The shootings in Kirkersville last week were as shocking as they were tragic. Thomas Hartless, armed with a shotgun and a handgun, killed a small-town police chief, a nurse and a nurse's aide before taking his own life. Such tragedy is difficult to comprehend, especially in our own backyard. The story was understandably of high interest to our readers and I would like to take this space to publicly thank the staff of The Advocate for covering it thoroughly and responsibly.
The tragic deaths in Kirkersville last week have not shaken the village mayor's belief in the importance of having his own police force. Mayor Terry Ashcraft on Saturday thanked law enforcement from around Licking County for their support in not only responding to the harrowing scene on Friday, but in their commitment to provide protection to the village in the short term. "All the other police have been great," he said.
As an adult I often struggle with what makes an appropriate gift for my mother. She doesn't need another sweatshirt with Santa Claus on it, and what she truly wants - another grandchild - isn't going to happen. For Christmas my brothers and I said we'd send her and dad to a Michigan State basketball game of her choice - she has an unusual infatuation with Tom Izzo. Never happened. Your shaming of this exchange is appropriate.
Muck Rack makes it simple to find people, tweets, or articles that mention any name, keyword, company, hashtag etc. We've compiled this guide to help you make the most of your search.
Selecting a term
Start searching tweets, articles from media outlets, articles mentioned in tweets, journalists'
names, titles and bios with some suggested searches:
Companies or Topics (e.g. iPhone, Microsoft)
Phrases (e.g. "cloud computing") — use quotes to keep the terms together
Twitter handles (e.g. @username) — returns those who have mentioned or replied to
Names (e.g. "David Pogue")
Hashtags (e.g. #sxsw, #london2012)
Bio details (e.g. vegan, Olympics, father)
Muck Rack's Advanced Search allows for many boolean operators.
Find results that mention multiple specified terms, use AND or
+. For example, ensure each result contains both Elon Musk and Mark Zuckerberg by
searching Obama AND Romney or Obama + Romney.
Use the operators OR or , to broaden your search when you'd like either of
multiple terms to appear in results. (This is the default behavior of our search when no operators
are used.) For example, search for democrat OR republican to find results that refer to
Democrats and/or Republicans.
Use NOT or - to subtract results from your search. For
example, searching Disney will yield results about the Walt Disney Company as well as Walt Disney
World Resort. To exclude mentions of Disney World, search for Disney -World or Disney
When using one of these operators with a phrase, enclose it in quotation marks. For example, you can
find results about smartphones excluding Apple's iPhone 4S by searching smartphone -"iPhone
Exact case matching or punctuation
If you're searching for a brand name or keyword that relies on specific punctuation marks or capitalization, you can
find results that match your exact query by adding matchcase: before the keyword you're searching for, like matchcase:E*TRADE .
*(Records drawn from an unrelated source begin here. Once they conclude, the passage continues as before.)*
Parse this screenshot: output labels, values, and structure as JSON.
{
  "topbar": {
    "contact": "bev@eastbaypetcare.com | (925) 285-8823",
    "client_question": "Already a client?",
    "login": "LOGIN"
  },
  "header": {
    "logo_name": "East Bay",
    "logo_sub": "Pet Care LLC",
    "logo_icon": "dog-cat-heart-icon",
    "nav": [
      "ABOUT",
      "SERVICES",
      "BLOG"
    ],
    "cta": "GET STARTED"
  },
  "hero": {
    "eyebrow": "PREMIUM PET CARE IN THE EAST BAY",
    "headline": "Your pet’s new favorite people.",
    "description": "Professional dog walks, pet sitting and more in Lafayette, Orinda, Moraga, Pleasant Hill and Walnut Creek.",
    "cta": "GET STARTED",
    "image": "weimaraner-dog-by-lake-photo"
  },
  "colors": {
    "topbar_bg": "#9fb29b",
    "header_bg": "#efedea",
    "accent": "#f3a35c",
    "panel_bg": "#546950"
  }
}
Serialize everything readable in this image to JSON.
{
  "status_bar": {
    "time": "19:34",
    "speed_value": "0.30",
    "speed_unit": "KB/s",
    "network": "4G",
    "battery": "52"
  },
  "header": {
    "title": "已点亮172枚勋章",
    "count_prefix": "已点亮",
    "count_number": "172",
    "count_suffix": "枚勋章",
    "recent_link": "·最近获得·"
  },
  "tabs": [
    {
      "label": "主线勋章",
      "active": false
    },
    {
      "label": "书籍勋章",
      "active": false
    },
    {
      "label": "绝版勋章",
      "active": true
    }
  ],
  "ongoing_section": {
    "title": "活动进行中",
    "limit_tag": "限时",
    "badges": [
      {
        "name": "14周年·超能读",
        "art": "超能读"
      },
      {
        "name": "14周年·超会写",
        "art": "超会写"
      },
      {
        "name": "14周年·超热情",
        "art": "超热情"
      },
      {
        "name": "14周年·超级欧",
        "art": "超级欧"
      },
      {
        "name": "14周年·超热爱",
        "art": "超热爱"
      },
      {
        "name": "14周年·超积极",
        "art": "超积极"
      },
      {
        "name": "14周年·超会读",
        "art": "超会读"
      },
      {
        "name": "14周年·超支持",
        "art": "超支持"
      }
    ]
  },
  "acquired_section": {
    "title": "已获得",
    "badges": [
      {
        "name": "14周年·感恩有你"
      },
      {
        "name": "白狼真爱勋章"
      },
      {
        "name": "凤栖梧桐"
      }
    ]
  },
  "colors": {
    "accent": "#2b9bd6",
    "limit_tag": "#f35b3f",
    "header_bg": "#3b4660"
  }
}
Use parentheses to separate multiple
boolean phrases. For example, to find journalists talking about having fun in Disney World or
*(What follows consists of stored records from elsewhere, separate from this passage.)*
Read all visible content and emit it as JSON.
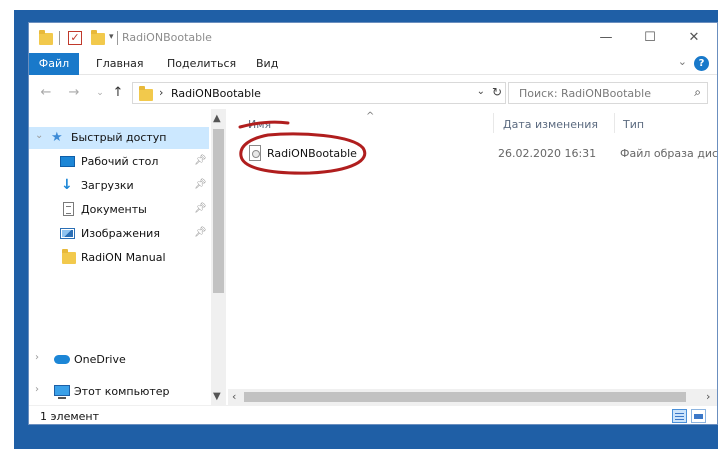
{
  "window": {
    "title": "RadiONBootable",
    "controls": {
      "minimize": "—",
      "maximize": "☐",
      "close": "✕"
    }
  },
  "ribbon": {
    "tabs": [
      "Файл",
      "Главная",
      "Поделиться",
      "Вид"
    ],
    "help": "?",
    "collapse": "⌄"
  },
  "address": {
    "crumb": "RadiONBootable",
    "search_placeholder": "Поиск: RadiONBootable"
  },
  "nav": {
    "items": [
      {
        "label": "Быстрый доступ",
        "icon": "star-icon",
        "selected": true
      },
      {
        "label": "Рабочий стол",
        "icon": "desktop-icon",
        "pinned": true
      },
      {
        "label": "Загрузки",
        "icon": "downloads-icon",
        "pinned": true
      },
      {
        "label": "Документы",
        "icon": "documents-icon",
        "pinned": true
      },
      {
        "label": "Изображения",
        "icon": "pictures-icon",
        "pinned": true
      },
      {
        "label": "RadiON Manual",
        "icon": "folder-icon"
      },
      {
        "label": "OneDrive",
        "icon": "onedrive-icon"
      },
      {
        "label": "Этот компьютер",
        "icon": "computer-icon"
      }
    ]
  },
  "content": {
    "columns": {
      "name": "Имя",
      "date": "Дата изменения",
      "type": "Тип"
    },
    "files": [
      {
        "name": "RadiONBootable",
        "date": "26.02.2020 16:31",
        "type": "Файл образа диска",
        "icon": "disc-image-icon"
      }
    ]
  },
  "status": {
    "count": "1 элемент"
  },
  "colors": {
    "accent": "#1979ca",
    "selection": "#cce8ff",
    "annotation": "#b01e1e",
    "backdrop": "#1f5fa6"
  }
}
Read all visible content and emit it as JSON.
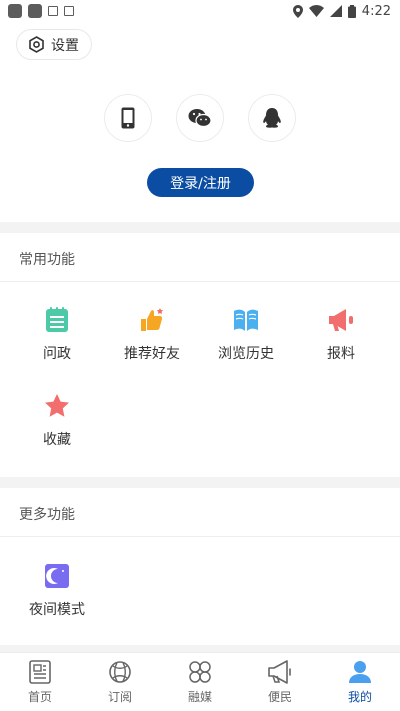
{
  "status_bar": {
    "time": "4:22"
  },
  "header": {
    "settings_label": "设置"
  },
  "login": {
    "methods": [
      "phone-icon",
      "wechat-icon",
      "qq-icon"
    ],
    "button_label": "登录/注册"
  },
  "common_functions": {
    "title": "常用功能",
    "items": [
      {
        "label": "问政",
        "icon": "notepad-icon"
      },
      {
        "label": "推荐好友",
        "icon": "thumbs-up-icon"
      },
      {
        "label": "浏览历史",
        "icon": "book-icon"
      },
      {
        "label": "报料",
        "icon": "megaphone-icon"
      },
      {
        "label": "收藏",
        "icon": "star-icon"
      }
    ]
  },
  "more_functions": {
    "title": "更多功能",
    "items": [
      {
        "label": "夜间模式",
        "icon": "moon-icon"
      }
    ]
  },
  "bottom_nav": {
    "items": [
      {
        "label": "首页",
        "icon": "news-icon"
      },
      {
        "label": "订阅",
        "icon": "subscribe-icon"
      },
      {
        "label": "融媒",
        "icon": "media-icon"
      },
      {
        "label": "便民",
        "icon": "megaphone-outline-icon"
      },
      {
        "label": "我的",
        "icon": "person-icon",
        "active": true
      }
    ]
  },
  "colors": {
    "accent": "#0b4da2",
    "band": "#f3f3f3"
  }
}
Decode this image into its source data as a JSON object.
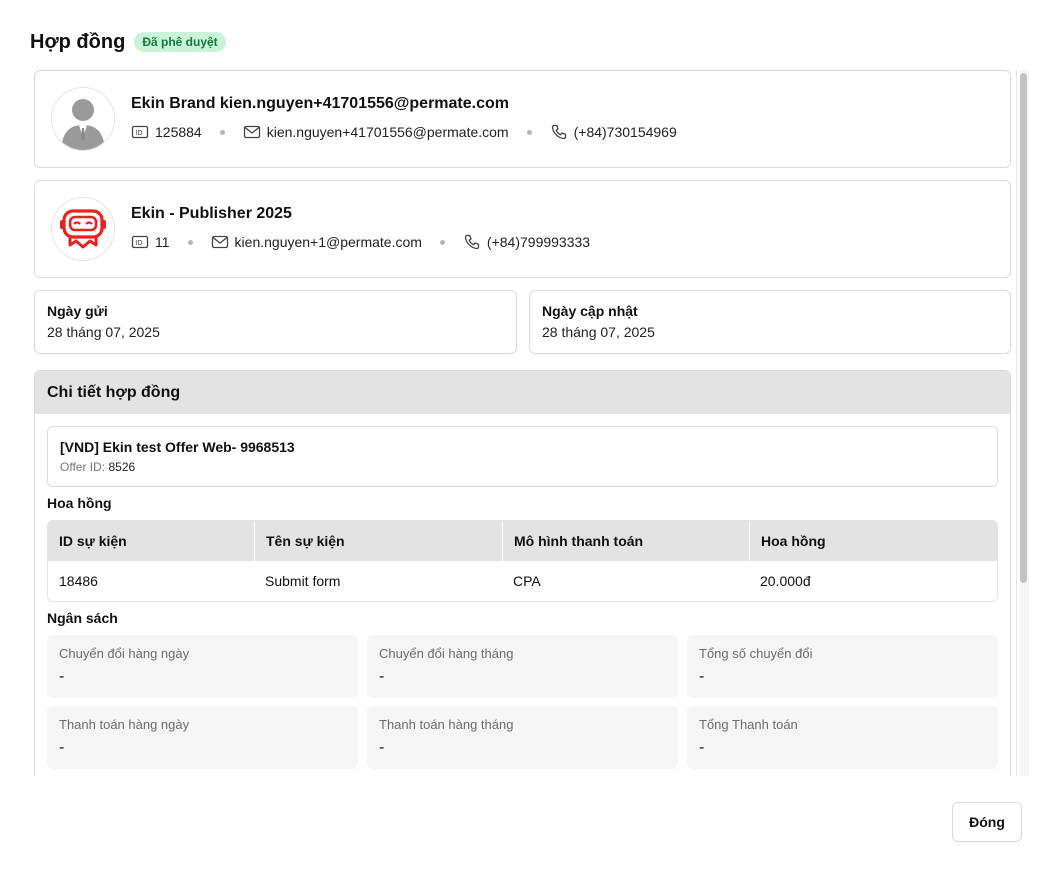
{
  "dialog": {
    "title": "Hợp đồng",
    "status_badge": "Đã phê duyệt",
    "close_label": "Đóng"
  },
  "advertiser": {
    "name": "Ekin Brand kien.nguyen+41701556@permate.com",
    "id": "125884",
    "email": "kien.nguyen+41701556@permate.com",
    "phone": "(+84)730154969",
    "avatar_icon": "person-silhouette-icon"
  },
  "publisher": {
    "name": "Ekin - Publisher 2025",
    "id": "11",
    "email": "kien.nguyen+1@permate.com",
    "phone": "(+84)799993333",
    "avatar_icon": "robot-logo-icon"
  },
  "dates": {
    "sent_label": "Ngày gửi",
    "sent_value": "28 tháng 07, 2025",
    "updated_label": "Ngày cập nhật",
    "updated_value": "28 tháng 07, 2025"
  },
  "details": {
    "heading": "Chi tiết hợp đồng",
    "offer_name": "[VND] Ekin test Offer Web- 9968513",
    "offer_id_label": "Offer ID:",
    "offer_id": "8526",
    "commission_heading": "Hoa hồng",
    "commission_columns": [
      "ID sự kiện",
      "Tên sự kiện",
      "Mô hình thanh toán",
      "Hoa hồng"
    ],
    "commission_rows": [
      [
        "18486",
        "Submit form",
        "CPA",
        "20.000đ"
      ]
    ],
    "budget_heading": "Ngân sách",
    "budget_items": [
      {
        "label": "Chuyển đổi hàng ngày",
        "value": "-"
      },
      {
        "label": "Chuyển đổi hàng tháng",
        "value": "-"
      },
      {
        "label": "Tổng số chuyển đổi",
        "value": "-"
      },
      {
        "label": "Thanh toán hàng ngày",
        "value": "-"
      },
      {
        "label": "Thanh toán hàng tháng",
        "value": "-"
      },
      {
        "label": "Tổng Thanh toán",
        "value": "-"
      }
    ]
  },
  "colors": {
    "badge_bg": "#c9f2d8",
    "badge_text": "#137a3a",
    "header_gray": "#e3e3e3",
    "logo_red": "#e8231f"
  }
}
Disneyland, search for ("disney world" OR disneyland) AND fun.
An asterisk can be used to search for any variation of a root word truncated by the asterisk. For example, searching for admin* will return results for administrator, administration, administer, administered, etc.
A near operator is an AND operator where you can control the distance between the words. You can vary the distance the near operation uses by adding a forward slash and number (between 0-99) such as strawberries NEAR/10 "whipped cream", which means the strawberries must exist within 10 words of "whipped cream".